App and web page records:
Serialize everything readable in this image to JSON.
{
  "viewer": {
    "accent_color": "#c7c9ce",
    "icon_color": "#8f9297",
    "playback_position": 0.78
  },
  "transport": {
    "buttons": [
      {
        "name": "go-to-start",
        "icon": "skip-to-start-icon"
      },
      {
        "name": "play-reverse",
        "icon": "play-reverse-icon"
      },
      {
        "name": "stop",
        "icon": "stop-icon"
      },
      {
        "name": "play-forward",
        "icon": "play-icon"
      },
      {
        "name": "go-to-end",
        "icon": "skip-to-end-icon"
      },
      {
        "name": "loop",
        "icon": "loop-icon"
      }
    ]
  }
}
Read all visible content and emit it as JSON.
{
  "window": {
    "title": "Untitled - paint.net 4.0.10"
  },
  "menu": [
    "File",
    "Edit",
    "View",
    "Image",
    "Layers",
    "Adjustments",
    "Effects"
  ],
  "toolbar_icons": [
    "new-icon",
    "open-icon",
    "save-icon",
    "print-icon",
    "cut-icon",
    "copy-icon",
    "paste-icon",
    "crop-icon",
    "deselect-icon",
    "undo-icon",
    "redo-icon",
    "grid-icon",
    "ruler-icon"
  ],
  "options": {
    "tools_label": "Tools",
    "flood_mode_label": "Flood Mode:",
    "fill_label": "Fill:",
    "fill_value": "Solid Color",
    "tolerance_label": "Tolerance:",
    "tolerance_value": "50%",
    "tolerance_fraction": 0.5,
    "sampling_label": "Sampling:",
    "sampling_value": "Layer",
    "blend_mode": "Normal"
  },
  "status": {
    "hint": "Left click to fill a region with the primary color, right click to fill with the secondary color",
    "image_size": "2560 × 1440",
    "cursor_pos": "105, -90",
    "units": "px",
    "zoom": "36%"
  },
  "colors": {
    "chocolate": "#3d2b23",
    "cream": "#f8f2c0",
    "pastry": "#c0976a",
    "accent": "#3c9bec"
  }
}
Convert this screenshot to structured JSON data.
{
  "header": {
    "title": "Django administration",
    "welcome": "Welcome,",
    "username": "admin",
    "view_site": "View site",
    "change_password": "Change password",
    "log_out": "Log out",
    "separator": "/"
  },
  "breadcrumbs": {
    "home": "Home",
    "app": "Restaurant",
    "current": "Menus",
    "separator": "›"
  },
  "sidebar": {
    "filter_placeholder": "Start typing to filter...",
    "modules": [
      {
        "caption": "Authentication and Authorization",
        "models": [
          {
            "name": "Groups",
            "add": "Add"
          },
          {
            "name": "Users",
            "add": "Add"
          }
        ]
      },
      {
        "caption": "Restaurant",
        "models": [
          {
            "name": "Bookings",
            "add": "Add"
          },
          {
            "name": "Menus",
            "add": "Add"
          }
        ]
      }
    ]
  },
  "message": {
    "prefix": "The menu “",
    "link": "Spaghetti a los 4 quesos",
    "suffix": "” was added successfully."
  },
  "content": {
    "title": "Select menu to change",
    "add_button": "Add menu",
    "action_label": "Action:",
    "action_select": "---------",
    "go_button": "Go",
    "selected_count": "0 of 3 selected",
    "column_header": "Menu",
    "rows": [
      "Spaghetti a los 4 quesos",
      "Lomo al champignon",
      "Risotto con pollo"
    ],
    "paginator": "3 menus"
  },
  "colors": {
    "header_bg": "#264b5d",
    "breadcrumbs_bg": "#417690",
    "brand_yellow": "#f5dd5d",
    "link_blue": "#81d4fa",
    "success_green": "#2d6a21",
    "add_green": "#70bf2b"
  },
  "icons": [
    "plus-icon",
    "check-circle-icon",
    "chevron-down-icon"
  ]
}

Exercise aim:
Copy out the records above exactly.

Result of the task:
Serialize everything readable in this image to JSON.
{
  "viewer": {
    "accent_color": "#c7c9ce",
    "icon_color": "#8f9297",
    "playback_position": 0.78
  },
  "transport": {
    "buttons": [
      {
        "name": "go-to-start",
        "icon": "skip-to-start-icon"
      },
      {
        "name": "play-reverse",
        "icon": "play-reverse-icon"
      },
      {
        "name": "stop",
        "icon": "stop-icon"
      },
      {
        "name": "play-forward",
        "icon": "play-icon"
      },
      {
        "name": "go-to-end",
        "icon": "skip-to-end-icon"
      },
      {
        "name": "loop",
        "icon": "loop-icon"
      }
    ]
  }
}
Read all visible content and emit it as JSON.
{
  "window": {
    "title": "Untitled - paint.net 4.0.10"
  },
  "menu": [
    "File",
    "Edit",
    "View",
    "Image",
    "Layers",
    "Adjustments",
    "Effects"
  ],
  "toolbar_icons": [
    "new-icon",
    "open-icon",
    "save-icon",
    "print-icon",
    "cut-icon",
    "copy-icon",
    "paste-icon",
    "crop-icon",
    "deselect-icon",
    "undo-icon",
    "redo-icon",
    "grid-icon",
    "ruler-icon"
  ],
  "options": {
    "tools_label": "Tools",
    "flood_mode_label": "Flood Mode:",
    "fill_label": "Fill:",
    "fill_value": "Solid Color",
    "tolerance_label": "Tolerance:",
    "tolerance_value": "50%",
    "tolerance_fraction": 0.5,
    "sampling_label": "Sampling:",
    "sampling_value": "Layer",
    "blend_mode": "Normal"
  },
  "status": {
    "hint": "Left click to fill a region with the primary color, right click to fill with the secondary color",
    "image_size": "2560 × 1440",
    "cursor_pos": "105, -90",
    "units": "px",
    "zoom": "36%"
  },
  "colors": {
    "chocolate": "#3d2b23",
    "cream": "#f8f2c0",
    "pastry": "#c0976a",
    "accent": "#3c9bec"
  }
}
Convert this screenshot to structured JSON data.
{
  "header": {
    "title": "Django administration",
    "welcome": "Welcome,",
    "username": "admin",
    "view_site": "View site",
    "change_password": "Change password",
    "log_out": "Log out",
    "separator": "/"
  },
  "breadcrumbs": {
    "home": "Home",
    "app": "Restaurant",
    "current": "Menus",
    "separator": "›"
  },
  "sidebar": {
    "filter_placeholder": "Start typing to filter...",
    "modules": [
      {
        "caption": "Authentication and Authorization",
        "models": [
          {
            "name": "Groups",
            "add": "Add"
          },
          {
            "name": "Users",
            "add": "Add"
          }
        ]
      },
      {
        "caption": "Restaurant",
        "models": [
          {
            "name": "Bookings",
            "add": "Add"
          },
          {
            "name": "Menus",
            "add": "Add"
          }
        ]
      }
    ]
  },
  "message": {
    "prefix": "The menu “",
    "link": "Spaghetti a los 4 quesos",
    "suffix": "” was added successfully."
  },
  "content": {
    "title": "Select menu to change",
    "add_button": "Add menu",
    "action_label": "Action:",
    "action_select": "---------",
    "go_button": "Go",
    "selected_count": "0 of 3 selected",
    "column_header": "Menu",
    "rows": [
      "Spaghetti a los 4 quesos",
      "Lomo al champignon",
      "Risotto con pollo"
    ],
    "paginator": "3 menus"
  },
  "colors": {
    "header_bg": "#264b5d",
    "breadcrumbs_bg": "#417690",
    "brand_yellow": "#f5dd5d",
    "link_blue": "#81d4fa",
    "success_green": "#2d6a21",
    "add_green": "#70bf2b"
  },
  "icons": [
    "plus-icon",
    "check-circle-icon",
    "chevron-down-icon"
  ]
}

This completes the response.